Because I am still human.  And that means I'm entitled to all the 'feels'.  Damn it.  I can be irrationally sad.  Or angry.  Or melancholy.

And I knew as I took the second to last turn headed to my house that for the last three days, I have been a heart out of tune.  Out of sync with the rightness I am usually blessed to occupy.  Out of sync with the love I intellectually know surrounds me.

As I pulled into my driveway, my children came out of my house to greet me while I checked the mail.  And I looked up and felt that kernel of anger melting.  In that moment, I could see the love they hold for me-- even when I'm melancholy and irrational and irritated.

Tonight, I needed a hug.  And my family gave them to me.  They helped to set my heart to rights.  To tune it back and remind me that the only question that really matters is "What is important to you?"

And I already know the answer to that one.


  1. Wow, what a great post! I think as women we don't allow ourselves to feel sad or off or have a heart out of tune. That should be one of the things they teach us in school! It took me a long time to learn that it's ok to feel like that at times and to just go with it and not try to stress out about it. And like you I find that no matter how bad things are, when I walk in that door and see my family it really does help, even if right before I step in I wish silently that everyone will be gone so I can be alone to have a good cry, it helps to know they are all there..waiting for family!

    1. Yes, as I was driving home, I half wished I could keep driving, but I knew that I wouldn't really. And I'm so very glad that I didn't (:

  2. Janin, as soon as I saw the title of your post, it clicked with me. I've been feeling "out of tune" myself lately and couldn't find the words to describe it.

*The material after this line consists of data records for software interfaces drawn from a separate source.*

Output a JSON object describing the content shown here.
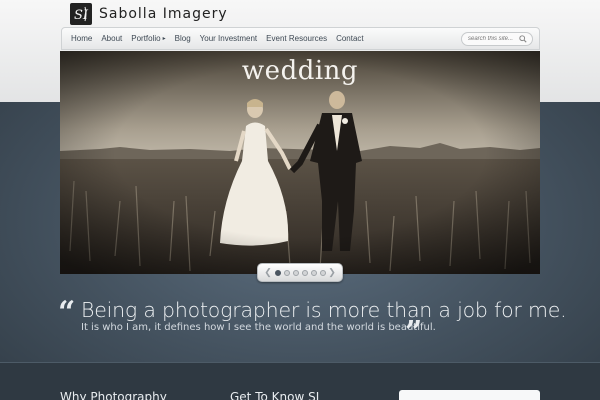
{
  "brand": {
    "logo_mark": "SI",
    "name": "Sabolla Imagery"
  },
  "nav": {
    "items": [
      {
        "label": "Home"
      },
      {
        "label": "About"
      },
      {
        "label": "Portfolio",
        "has_submenu": true
      },
      {
        "label": "Blog"
      },
      {
        "label": "Your Investment"
      },
      {
        "label": "Event Resources"
      },
      {
        "label": "Contact"
      }
    ],
    "search_placeholder": "search this site..."
  },
  "slider": {
    "title": "wedding",
    "slide_count": 6,
    "active_slide": 1
  },
  "quote": {
    "main": "Being a photographer is more than a job for me.",
    "sub": "It is who I am, it defines how I see the world and the world is beautiful."
  },
  "footer": {
    "col1_heading": "Why Photography",
    "col2_heading": "Get To Know SI"
  },
  "colors": {
    "accent": "#3f4a55",
    "quote_text": "#eef1f3"
  }
}
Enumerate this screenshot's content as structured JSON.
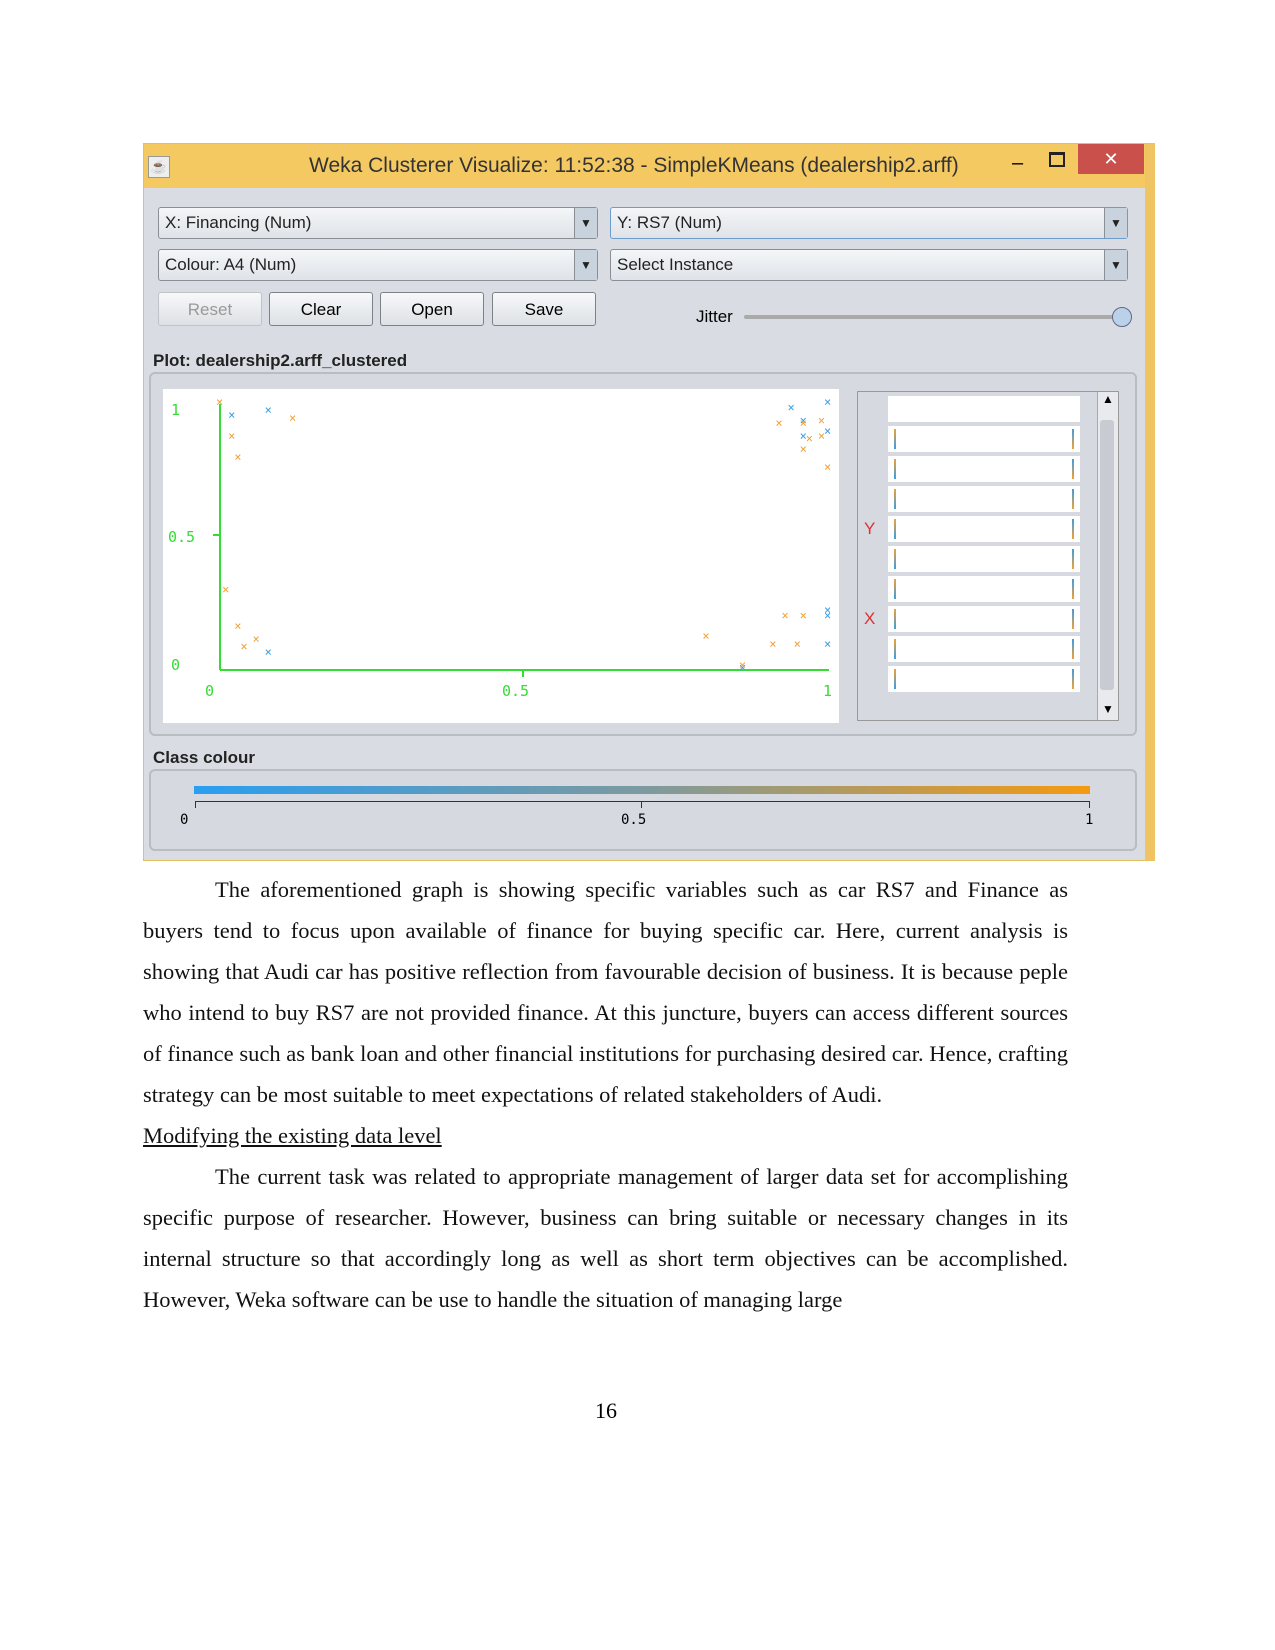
{
  "window": {
    "title": "Weka Clusterer Visualize: 11:52:38 - SimpleKMeans (dealership2.arff)",
    "close": "✕",
    "minimize": "–"
  },
  "controls": {
    "x_axis": "X: Financing (Num)",
    "y_axis": "Y: RS7 (Num)",
    "colour": "Colour: A4 (Num)",
    "select_instance": "Select Instance",
    "reset": "Reset",
    "clear": "Clear",
    "open": "Open",
    "save": "Save",
    "jitter": "Jitter",
    "jitter_value": 1.0
  },
  "plot_label": "Plot: dealership2.arff_clustered",
  "class_colour_label": "Class colour",
  "chart_data": {
    "type": "scatter",
    "xlim": [
      0,
      1
    ],
    "ylim": [
      0,
      1
    ],
    "x_ticks": [
      "0",
      "0.5",
      "1"
    ],
    "y_ticks": [
      "0",
      "0.5",
      "1"
    ],
    "colors": {
      "axis": "#33dd33",
      "blue": "#3a9ee6",
      "orange": "#f4a034"
    },
    "points": [
      {
        "x": 0.0,
        "y": 1.03,
        "c": "orange"
      },
      {
        "x": 0.02,
        "y": 0.98,
        "c": "blue"
      },
      {
        "x": 0.08,
        "y": 1.0,
        "c": "blue"
      },
      {
        "x": 0.12,
        "y": 0.97,
        "c": "orange"
      },
      {
        "x": 0.02,
        "y": 0.9,
        "c": "orange"
      },
      {
        "x": 0.03,
        "y": 0.82,
        "c": "orange"
      },
      {
        "x": 0.01,
        "y": 0.31,
        "c": "orange"
      },
      {
        "x": 0.03,
        "y": 0.17,
        "c": "orange"
      },
      {
        "x": 0.04,
        "y": 0.09,
        "c": "orange"
      },
      {
        "x": 0.06,
        "y": 0.12,
        "c": "orange"
      },
      {
        "x": 0.08,
        "y": 0.07,
        "c": "blue"
      },
      {
        "x": 0.8,
        "y": 0.13,
        "c": "orange"
      },
      {
        "x": 0.86,
        "y": 0.01,
        "c": "blue"
      },
      {
        "x": 0.86,
        "y": 0.02,
        "c": "orange"
      },
      {
        "x": 0.91,
        "y": 0.1,
        "c": "orange"
      },
      {
        "x": 0.95,
        "y": 0.1,
        "c": "orange"
      },
      {
        "x": 1.0,
        "y": 0.1,
        "c": "blue"
      },
      {
        "x": 0.93,
        "y": 0.21,
        "c": "orange"
      },
      {
        "x": 0.96,
        "y": 0.21,
        "c": "orange"
      },
      {
        "x": 1.0,
        "y": 0.23,
        "c": "blue"
      },
      {
        "x": 1.0,
        "y": 0.21,
        "c": "blue"
      },
      {
        "x": 0.94,
        "y": 1.01,
        "c": "blue"
      },
      {
        "x": 1.0,
        "y": 1.03,
        "c": "blue"
      },
      {
        "x": 0.92,
        "y": 0.95,
        "c": "orange"
      },
      {
        "x": 0.96,
        "y": 0.96,
        "c": "blue"
      },
      {
        "x": 0.96,
        "y": 0.95,
        "c": "orange"
      },
      {
        "x": 0.96,
        "y": 0.9,
        "c": "blue"
      },
      {
        "x": 0.96,
        "y": 0.85,
        "c": "orange"
      },
      {
        "x": 0.97,
        "y": 0.89,
        "c": "orange"
      },
      {
        "x": 0.99,
        "y": 0.96,
        "c": "orange"
      },
      {
        "x": 0.99,
        "y": 0.9,
        "c": "orange"
      },
      {
        "x": 1.0,
        "y": 0.92,
        "c": "blue"
      },
      {
        "x": 1.0,
        "y": 0.78,
        "c": "orange"
      }
    ],
    "side_labels": {
      "y": "Y",
      "x": "X"
    },
    "colour_scale": {
      "ticks": [
        "0",
        "0.5",
        "1"
      ],
      "from": "#2a9ef0",
      "to": "#f59a10"
    }
  },
  "doc": {
    "para1": "The aforementioned graph is showing specific variables such as car RS7 and Finance as buyers tend to focus upon available of finance for buying specific car. Here, current analysis is showing that Audi car has positive reflection from favourable decision of business. It is because peple who intend to buy RS7 are not provided finance. At this juncture, buyers can access different sources of finance such as bank loan and other financial institutions for purchasing desired car. Hence, crafting strategy can be most suitable to meet expectations of related stakeholders of Audi.",
    "heading": "Modifying the existing data level",
    "para2": "The current task was related to appropriate management of larger data set for accomplishing specific purpose of researcher. However, business can bring suitable or necessary changes in its internal structure so that accordingly long as well as short term objectives can be accomplished. However, Weka software can be use to handle the situation of managing large",
    "page_number": "16"
  }
}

  3. Out of tune... what a great way to describe the feeling! I get that way, and often tell myself I don't have the right or a good reason to feel that way.

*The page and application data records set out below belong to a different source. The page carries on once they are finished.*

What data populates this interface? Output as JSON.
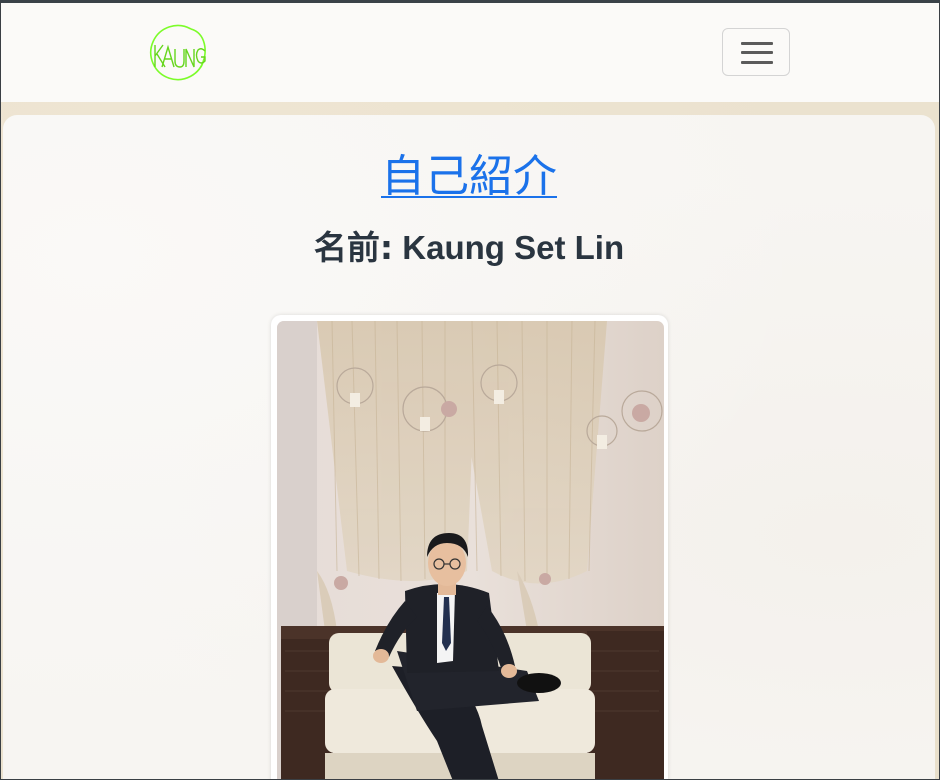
{
  "navbar": {
    "logo_text": "KAUNG",
    "logo_color": "#7cfc2a",
    "menu_icon": "hamburger-icon"
  },
  "main": {
    "title": "自己紹介",
    "name_label": "名前:",
    "name_value": "Kaung Set Lin"
  },
  "colors": {
    "title_link": "#1b72ea",
    "text": "#2a3540",
    "card": "#f7f5f2"
  }
}
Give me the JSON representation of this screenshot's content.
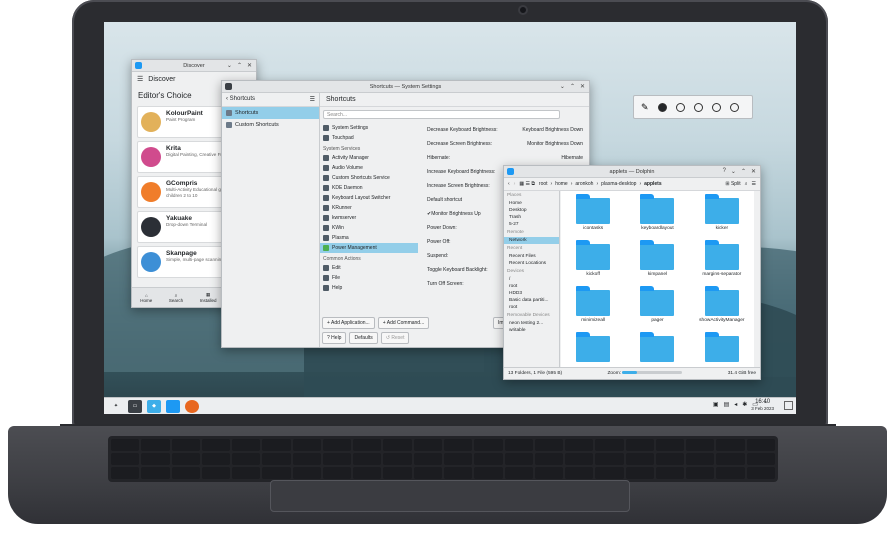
{
  "discover": {
    "title": "Discover",
    "header": "Discover",
    "editors_choice": "Editor's Choice",
    "apps": [
      {
        "name": "KolourPaint",
        "desc": "Paint Program",
        "color": "#e2b15a"
      },
      {
        "name": "Krita",
        "desc": "Digital Painting, Creative Freedom",
        "color": "#d04b8d"
      },
      {
        "name": "GCompris",
        "desc": "Multi-Activity Educational game for children 2 to 10",
        "color": "#f07d2a"
      },
      {
        "name": "Yakuake",
        "desc": "Drop-down Terminal",
        "color": "#2b2f36"
      },
      {
        "name": "Skanpage",
        "desc": "Simple, multi-page scanning application",
        "color": "#3d8fd6"
      }
    ],
    "nav": [
      "Home",
      "Search",
      "Installed",
      "Update"
    ]
  },
  "settings": {
    "title": "Shortcuts — System Settings",
    "sidebar_header": "Shortcuts",
    "sidebar_items": [
      "Shortcuts",
      "Custom Shortcuts"
    ],
    "page_title": "Shortcuts",
    "search_placeholder": "Search...",
    "list_top": [
      "System Settings",
      "Touchpad"
    ],
    "group_system": "System Services",
    "system_items": [
      "Activity Manager",
      "Audio Volume",
      "Custom Shortcuts Service",
      "KDE Daemon",
      "Keyboard Layout Switcher",
      "KRunner",
      "kwmserver",
      "KWin",
      "Plasma",
      "Power Management"
    ],
    "group_common": "Common Actions",
    "common_items": [
      "Edit",
      "File",
      "Help"
    ],
    "rows": [
      {
        "label": "Decrease Keyboard Brightness:",
        "value": "Keyboard Brightness Down"
      },
      {
        "label": "Decrease Screen Brightness:",
        "value": "Monitor Brightness Down"
      },
      {
        "label": "Hibernate:",
        "value": "Hibernate"
      },
      {
        "label": "Increase Keyboard Brightness:",
        "value": ""
      },
      {
        "label": "Increase Screen Brightness:",
        "value": ""
      }
    ],
    "default_shortcut": "Default shortcut",
    "default_value": "Monitor Brightness Up",
    "rows2": [
      "Power Down:",
      "Power Off:",
      "Suspend:",
      "Toggle Keyboard Backlight:",
      "Turn Off Screen:"
    ],
    "buttons": {
      "add_app": "Add Application...",
      "add_command": "Add Command...",
      "help": "Help",
      "defaults": "Defaults",
      "reset": "Reset",
      "import": "Import"
    }
  },
  "dolphin": {
    "title": "applets — Dolphin",
    "breadcrumb": [
      "root",
      "home",
      "aronkoh",
      "plasma-desktop",
      "applets"
    ],
    "split": "Split",
    "places_header": "Places",
    "places": [
      "Home",
      "Desktop",
      "Trash",
      "5-27"
    ],
    "remote_header": "Remote",
    "remote": [
      "Network"
    ],
    "recent_header": "Recent",
    "recent": [
      "Recent Files",
      "Recent Locations"
    ],
    "devices_header": "Devices",
    "devices": [
      "/",
      "root",
      "HDD3",
      "Basic data partiti...",
      "root"
    ],
    "removable_header": "Removable Devices",
    "removable": [
      "neon testing 2...",
      "writable"
    ],
    "folders": [
      "icontasks",
      "keyboardlayout",
      "kicker",
      "kickoff",
      "kimpanel",
      "margins-separator",
      "minimizeall",
      "pager",
      "showActivityManager",
      "",
      "",
      ""
    ],
    "status": "13 Folders, 1 File (595 B)",
    "zoom_label": "Zoom:",
    "zoom_level": 0.25,
    "free": "31.4 GiB free"
  },
  "clock": {
    "time": "16:40",
    "date": "3 Feb 2023"
  },
  "colors": {
    "accent": "#3daee9",
    "selection": "#93cee9"
  }
}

  4. Such a thought-provoking post for me! I tend to think of anger, melancholy, worry -- those darker "feels" -- as a flare, a message my heart is sending me, that things in my life are not lined up right, that something's off. Those feels are like a call to pay attention to some situation that needs addressing. Reading your post really helped me get that clear, so that instead of feeling bad about being mad or irritable, I can see it for what it is. A little whisper from my heart (OK, sometimes a roar), a chance to make things right. Thanks so much. xo

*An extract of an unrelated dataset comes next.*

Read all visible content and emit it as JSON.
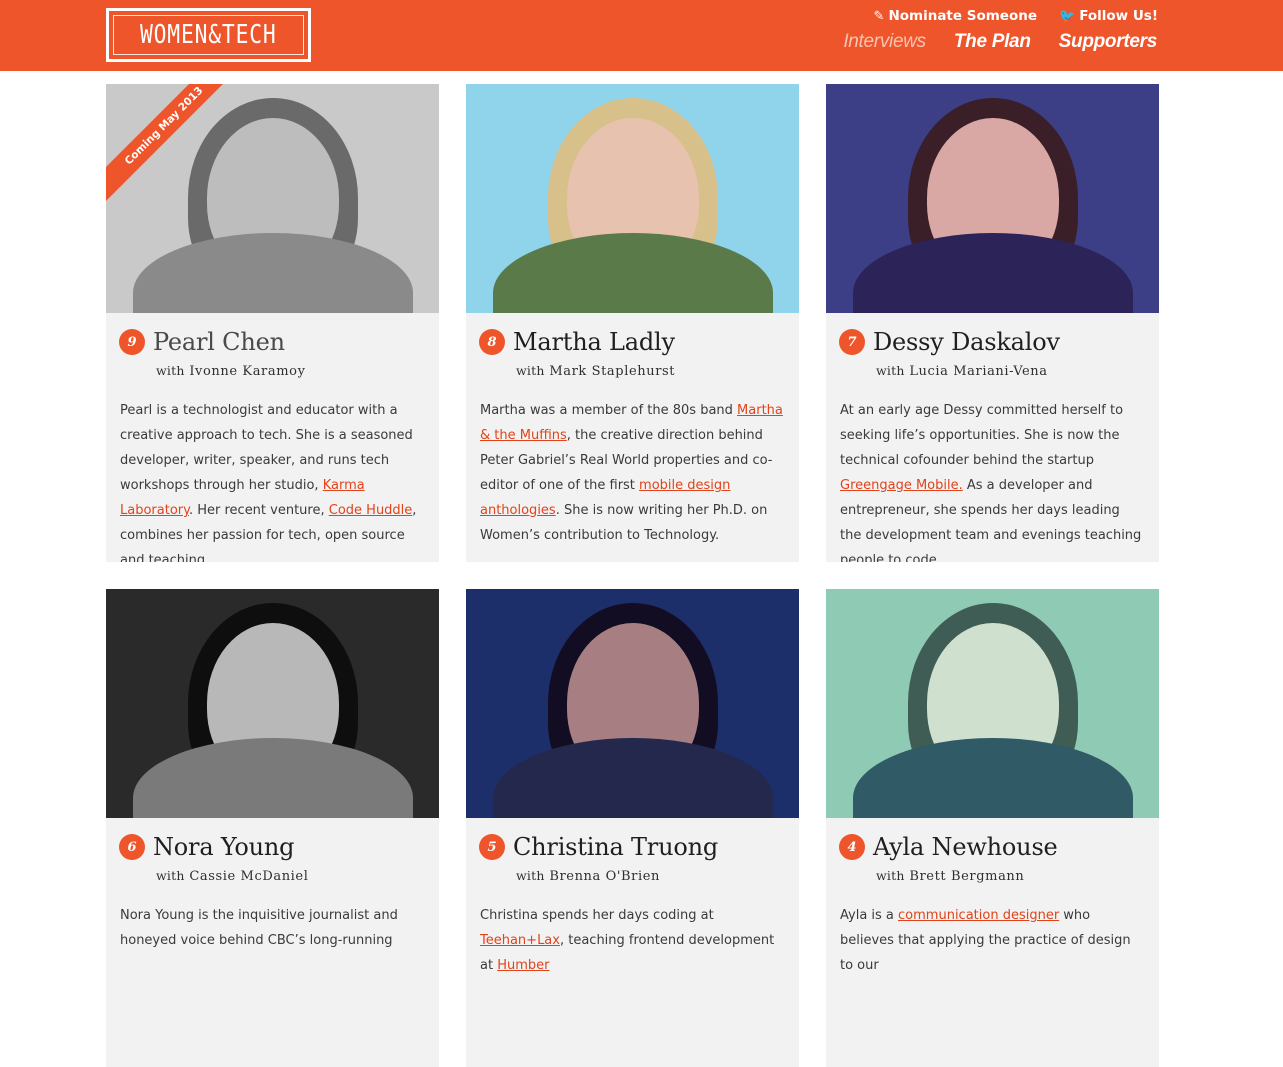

  5. fabtastic post Janin! I too feel my heart is out of tune sometimes, and it is quite bothersome when there is no reason. I tell my hubby, who knows me and understands, kiss the kids, and retreat to my room with a good book. I know the hubby has the kids and in the morning I will feel better.

  6. There's so much pressure in our society to hide the negative, push away anger, reject doubt. Why do we do that? What a lovely idea you have hit upon - the heart out of tune. After all, a musical instrument falls out of tune, due to all kinds of influences (temperature, humidity, disuse, overuse), and when we pick up the instrument to play it again, the first thing we have to do is retune it. We don't throw away the instrument because it's out of tune - it is simply part of the nature of the instrument that it will go out of tune, but we can retune it, and make it sing beautifully. It seems your family tunes you. So may it be for us all.

  7. The idea of a Heart out of Tune is one of the wonderful treasures I received from Jan-Philipp Sendker's "A Well-Tempered Heart". He has such a beautiful thought provoking way with words. And that is the part that spoke loudest to me while deciding what to write about for this post. But I am truly thankful that my family tunes me. And love Janaki's wish that that might be true for all of us.

  8. I never had words for that feeling before... Where no actual thing was wrong but nothing felt right.
    A heart out of tune is a fantastic way to look at it.
    Thank you for the beautiful post.

  9. I, too have felt out of tune lately, thank you for sharing your view on the book, I can relate so well. (Though not as eloquently)


I'd love to hear your thoughts!